Still, she said the leaders deserve credit for “somehow transforming” a swathe of society previously opposed to the EU into a “different kind of crowd.”
More than 80 percent of lawmakers in the Serbian Parliament are members of pro-EU parties. Public backing for EU membership plunged to 46 percent in April, a month before elections, matching the lowest level since the start of measurement in 2002, according to Ipsos. The gauge rose to 56 percent in June after Nikolic triumphed, according to the pollster.
Now the leaders who backed wars over Kosovo must resolve the territorial dispute. Currently 92 United Nations governments, including the U.S., and 22 of the 27 EU members have recognized Kosovo’s independence.
Improving relations with its former province is a condition for Serbia to join the EU. Serbia, which lost control over Kosovo in 1999 when NATO bombing forced it to hand over control to the alliance, would need to amend its constitution for any Serbian leader to recognize an independent Kosovo, which many Serbs regard as the cradle of their nation.
“At end of the day, all Serbian politicians know Kosovo is lost,” Dimitar Bechev, director of the Sofia office of the European Council on Foreign Relations, said by phone. “But nobody has the guts to sell the message to the public. The moment you make this statement, you can see the loss of Kosovo is your political suicide.”
Delays over Kosovo threaten to widen the gap between Serbia and Slovenia, Croatia and Montenegro, all ex-Yugoslav republics. Slovenia joined the EU in 2004 and adopted the euro in 2007. Croatia aims to join the bloc in mid-2013 and Montenegro began accession talks on June 29.
For Djukic, the widowed mother, keeping afloat while waiting for Serbia’s fortunes to turn is an uphill challenge. Djukic now saves money by not paying her utility bills.

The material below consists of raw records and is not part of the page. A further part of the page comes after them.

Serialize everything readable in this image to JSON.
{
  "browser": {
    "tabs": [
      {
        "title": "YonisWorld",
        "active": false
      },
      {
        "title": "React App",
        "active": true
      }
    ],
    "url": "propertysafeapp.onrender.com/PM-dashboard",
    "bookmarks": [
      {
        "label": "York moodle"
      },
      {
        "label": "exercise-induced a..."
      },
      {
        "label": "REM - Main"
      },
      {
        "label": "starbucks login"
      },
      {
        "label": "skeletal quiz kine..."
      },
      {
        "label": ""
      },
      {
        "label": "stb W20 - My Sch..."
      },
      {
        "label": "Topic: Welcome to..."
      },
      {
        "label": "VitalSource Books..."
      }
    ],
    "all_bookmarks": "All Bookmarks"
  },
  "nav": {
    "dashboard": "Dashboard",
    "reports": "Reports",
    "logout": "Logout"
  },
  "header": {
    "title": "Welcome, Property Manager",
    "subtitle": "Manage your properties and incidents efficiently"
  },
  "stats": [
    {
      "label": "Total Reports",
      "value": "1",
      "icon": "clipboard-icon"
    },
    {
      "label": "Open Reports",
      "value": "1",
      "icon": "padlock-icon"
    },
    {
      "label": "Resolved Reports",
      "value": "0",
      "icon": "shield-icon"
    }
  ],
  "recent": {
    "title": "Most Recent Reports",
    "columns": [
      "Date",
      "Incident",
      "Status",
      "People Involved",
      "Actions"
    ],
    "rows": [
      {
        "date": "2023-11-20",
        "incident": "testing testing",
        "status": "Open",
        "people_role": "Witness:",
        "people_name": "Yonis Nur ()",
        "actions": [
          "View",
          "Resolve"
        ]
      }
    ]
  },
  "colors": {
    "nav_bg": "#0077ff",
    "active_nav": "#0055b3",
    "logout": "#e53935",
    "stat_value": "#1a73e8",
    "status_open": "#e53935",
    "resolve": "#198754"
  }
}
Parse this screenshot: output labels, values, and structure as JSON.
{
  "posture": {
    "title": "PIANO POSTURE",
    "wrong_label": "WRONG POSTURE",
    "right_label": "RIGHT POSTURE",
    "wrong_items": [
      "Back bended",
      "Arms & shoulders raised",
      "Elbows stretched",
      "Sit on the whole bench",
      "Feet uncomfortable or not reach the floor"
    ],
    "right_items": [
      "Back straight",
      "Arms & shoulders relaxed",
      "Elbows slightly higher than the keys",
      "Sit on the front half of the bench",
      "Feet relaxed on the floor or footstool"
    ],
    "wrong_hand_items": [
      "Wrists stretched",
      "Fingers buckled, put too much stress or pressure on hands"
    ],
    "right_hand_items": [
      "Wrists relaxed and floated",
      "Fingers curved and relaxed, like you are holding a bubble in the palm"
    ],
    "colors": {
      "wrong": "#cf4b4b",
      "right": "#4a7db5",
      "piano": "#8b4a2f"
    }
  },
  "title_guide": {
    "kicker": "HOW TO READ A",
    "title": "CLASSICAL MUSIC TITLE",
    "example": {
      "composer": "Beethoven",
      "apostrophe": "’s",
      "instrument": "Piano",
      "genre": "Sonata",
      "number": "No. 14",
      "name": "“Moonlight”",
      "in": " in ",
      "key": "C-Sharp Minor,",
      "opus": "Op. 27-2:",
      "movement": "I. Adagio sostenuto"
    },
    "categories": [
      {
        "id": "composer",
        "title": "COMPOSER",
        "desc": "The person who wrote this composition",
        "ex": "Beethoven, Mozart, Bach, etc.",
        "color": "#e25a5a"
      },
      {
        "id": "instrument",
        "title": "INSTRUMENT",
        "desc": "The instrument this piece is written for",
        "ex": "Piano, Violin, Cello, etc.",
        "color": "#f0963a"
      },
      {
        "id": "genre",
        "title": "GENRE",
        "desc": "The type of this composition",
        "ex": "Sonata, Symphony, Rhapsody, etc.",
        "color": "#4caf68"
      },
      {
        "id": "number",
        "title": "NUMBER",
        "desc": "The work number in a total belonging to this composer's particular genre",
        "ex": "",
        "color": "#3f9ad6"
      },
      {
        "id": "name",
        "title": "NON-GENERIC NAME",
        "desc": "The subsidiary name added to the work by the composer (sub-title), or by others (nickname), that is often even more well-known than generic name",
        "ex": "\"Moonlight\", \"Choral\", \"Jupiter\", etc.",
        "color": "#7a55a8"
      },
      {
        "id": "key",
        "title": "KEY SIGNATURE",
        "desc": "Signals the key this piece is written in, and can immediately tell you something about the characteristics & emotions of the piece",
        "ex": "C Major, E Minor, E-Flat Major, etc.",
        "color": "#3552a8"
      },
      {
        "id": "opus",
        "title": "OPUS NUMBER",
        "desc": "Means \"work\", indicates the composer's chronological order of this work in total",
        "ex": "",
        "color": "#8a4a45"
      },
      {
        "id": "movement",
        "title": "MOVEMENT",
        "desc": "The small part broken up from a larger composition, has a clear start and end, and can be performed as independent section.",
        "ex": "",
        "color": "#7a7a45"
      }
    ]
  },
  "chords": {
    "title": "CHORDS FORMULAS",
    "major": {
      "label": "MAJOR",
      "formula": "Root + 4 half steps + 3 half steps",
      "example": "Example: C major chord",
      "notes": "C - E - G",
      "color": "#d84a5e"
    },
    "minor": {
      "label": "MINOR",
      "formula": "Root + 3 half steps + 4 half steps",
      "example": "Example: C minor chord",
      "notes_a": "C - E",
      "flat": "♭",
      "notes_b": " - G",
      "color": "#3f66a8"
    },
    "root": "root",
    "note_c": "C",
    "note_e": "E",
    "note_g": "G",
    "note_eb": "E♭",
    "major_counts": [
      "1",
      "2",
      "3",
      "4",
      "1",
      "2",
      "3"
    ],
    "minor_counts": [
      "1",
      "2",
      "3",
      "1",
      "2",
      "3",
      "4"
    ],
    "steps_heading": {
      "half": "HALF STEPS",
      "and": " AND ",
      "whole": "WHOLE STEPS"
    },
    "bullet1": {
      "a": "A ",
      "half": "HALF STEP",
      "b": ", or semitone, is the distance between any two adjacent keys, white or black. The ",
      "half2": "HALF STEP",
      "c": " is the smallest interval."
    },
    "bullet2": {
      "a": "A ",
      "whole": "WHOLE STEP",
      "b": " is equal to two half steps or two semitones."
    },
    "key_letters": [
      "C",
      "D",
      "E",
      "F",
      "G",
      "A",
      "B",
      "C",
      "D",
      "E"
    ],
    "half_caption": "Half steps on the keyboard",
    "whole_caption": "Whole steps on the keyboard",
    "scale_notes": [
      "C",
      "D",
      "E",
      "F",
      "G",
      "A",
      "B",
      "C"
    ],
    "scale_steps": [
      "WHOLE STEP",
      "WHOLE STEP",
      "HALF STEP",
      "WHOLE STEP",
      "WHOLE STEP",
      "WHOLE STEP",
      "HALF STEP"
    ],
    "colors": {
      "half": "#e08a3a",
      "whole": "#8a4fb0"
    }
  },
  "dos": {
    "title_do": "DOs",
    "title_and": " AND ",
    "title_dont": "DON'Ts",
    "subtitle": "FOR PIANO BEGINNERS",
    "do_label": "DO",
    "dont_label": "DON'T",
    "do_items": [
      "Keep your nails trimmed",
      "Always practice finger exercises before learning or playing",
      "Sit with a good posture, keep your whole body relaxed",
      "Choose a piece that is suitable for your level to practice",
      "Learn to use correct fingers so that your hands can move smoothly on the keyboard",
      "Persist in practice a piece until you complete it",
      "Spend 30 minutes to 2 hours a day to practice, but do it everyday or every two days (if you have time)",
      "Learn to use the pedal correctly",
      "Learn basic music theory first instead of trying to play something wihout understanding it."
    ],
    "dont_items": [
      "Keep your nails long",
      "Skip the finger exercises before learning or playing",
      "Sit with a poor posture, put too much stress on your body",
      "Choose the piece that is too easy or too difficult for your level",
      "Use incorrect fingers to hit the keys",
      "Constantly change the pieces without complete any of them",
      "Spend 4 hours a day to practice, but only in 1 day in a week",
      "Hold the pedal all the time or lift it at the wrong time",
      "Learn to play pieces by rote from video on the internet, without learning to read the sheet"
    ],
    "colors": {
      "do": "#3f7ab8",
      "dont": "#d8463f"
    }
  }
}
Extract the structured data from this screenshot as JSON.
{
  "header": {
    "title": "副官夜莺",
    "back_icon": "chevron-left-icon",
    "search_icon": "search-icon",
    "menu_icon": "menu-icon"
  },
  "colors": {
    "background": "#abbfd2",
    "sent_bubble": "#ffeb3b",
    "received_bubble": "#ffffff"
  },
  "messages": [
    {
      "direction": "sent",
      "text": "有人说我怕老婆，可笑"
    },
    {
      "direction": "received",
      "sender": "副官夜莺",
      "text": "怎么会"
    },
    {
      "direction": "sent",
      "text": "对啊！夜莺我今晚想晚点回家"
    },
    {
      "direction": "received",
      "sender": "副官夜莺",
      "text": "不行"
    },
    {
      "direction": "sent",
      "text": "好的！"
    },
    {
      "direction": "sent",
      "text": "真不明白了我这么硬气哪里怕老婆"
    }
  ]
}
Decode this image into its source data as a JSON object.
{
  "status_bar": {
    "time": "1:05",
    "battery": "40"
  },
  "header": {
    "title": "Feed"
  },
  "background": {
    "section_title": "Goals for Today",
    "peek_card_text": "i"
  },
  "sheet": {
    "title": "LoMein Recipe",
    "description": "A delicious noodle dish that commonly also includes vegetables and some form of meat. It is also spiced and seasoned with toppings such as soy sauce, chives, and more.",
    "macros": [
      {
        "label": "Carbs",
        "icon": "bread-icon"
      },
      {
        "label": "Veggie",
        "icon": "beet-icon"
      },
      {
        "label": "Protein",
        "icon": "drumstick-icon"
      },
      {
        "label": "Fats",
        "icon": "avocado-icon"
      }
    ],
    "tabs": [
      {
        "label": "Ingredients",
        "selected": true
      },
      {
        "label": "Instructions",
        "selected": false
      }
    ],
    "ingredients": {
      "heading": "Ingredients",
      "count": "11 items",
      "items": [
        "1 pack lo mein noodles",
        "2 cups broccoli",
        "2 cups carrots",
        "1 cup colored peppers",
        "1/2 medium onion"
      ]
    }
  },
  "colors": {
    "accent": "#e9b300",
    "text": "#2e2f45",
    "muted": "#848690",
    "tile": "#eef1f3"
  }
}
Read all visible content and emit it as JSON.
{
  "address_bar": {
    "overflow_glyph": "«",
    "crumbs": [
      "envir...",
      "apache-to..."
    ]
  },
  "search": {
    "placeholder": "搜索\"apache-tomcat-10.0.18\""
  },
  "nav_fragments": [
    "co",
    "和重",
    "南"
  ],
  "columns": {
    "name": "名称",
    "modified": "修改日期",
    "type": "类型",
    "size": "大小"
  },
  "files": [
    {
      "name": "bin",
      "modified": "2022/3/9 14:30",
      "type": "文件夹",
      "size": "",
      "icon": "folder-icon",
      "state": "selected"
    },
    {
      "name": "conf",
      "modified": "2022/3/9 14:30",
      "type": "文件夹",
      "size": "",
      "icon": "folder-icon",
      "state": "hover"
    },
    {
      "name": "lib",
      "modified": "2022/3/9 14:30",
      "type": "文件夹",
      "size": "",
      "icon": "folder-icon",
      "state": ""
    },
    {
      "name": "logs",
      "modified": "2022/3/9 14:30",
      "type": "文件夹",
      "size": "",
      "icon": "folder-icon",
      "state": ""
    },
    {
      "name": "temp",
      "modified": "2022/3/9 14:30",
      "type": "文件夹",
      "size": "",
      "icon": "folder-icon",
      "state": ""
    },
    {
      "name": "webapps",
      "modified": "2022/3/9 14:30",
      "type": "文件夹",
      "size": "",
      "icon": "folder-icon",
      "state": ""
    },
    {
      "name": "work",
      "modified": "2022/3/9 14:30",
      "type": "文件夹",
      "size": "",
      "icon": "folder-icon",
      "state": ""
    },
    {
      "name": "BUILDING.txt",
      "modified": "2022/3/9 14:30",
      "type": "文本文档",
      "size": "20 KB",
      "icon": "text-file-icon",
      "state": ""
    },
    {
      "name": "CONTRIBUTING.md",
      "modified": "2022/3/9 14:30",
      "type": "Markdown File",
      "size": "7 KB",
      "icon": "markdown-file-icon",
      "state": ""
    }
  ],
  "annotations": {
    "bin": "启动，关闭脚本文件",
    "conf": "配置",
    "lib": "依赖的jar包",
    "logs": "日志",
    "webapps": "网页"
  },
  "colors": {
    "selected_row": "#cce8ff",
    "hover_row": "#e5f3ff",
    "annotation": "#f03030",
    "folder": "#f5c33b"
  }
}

“I want to fight for survival but sometimes I just feel like giving up,” Djukic said.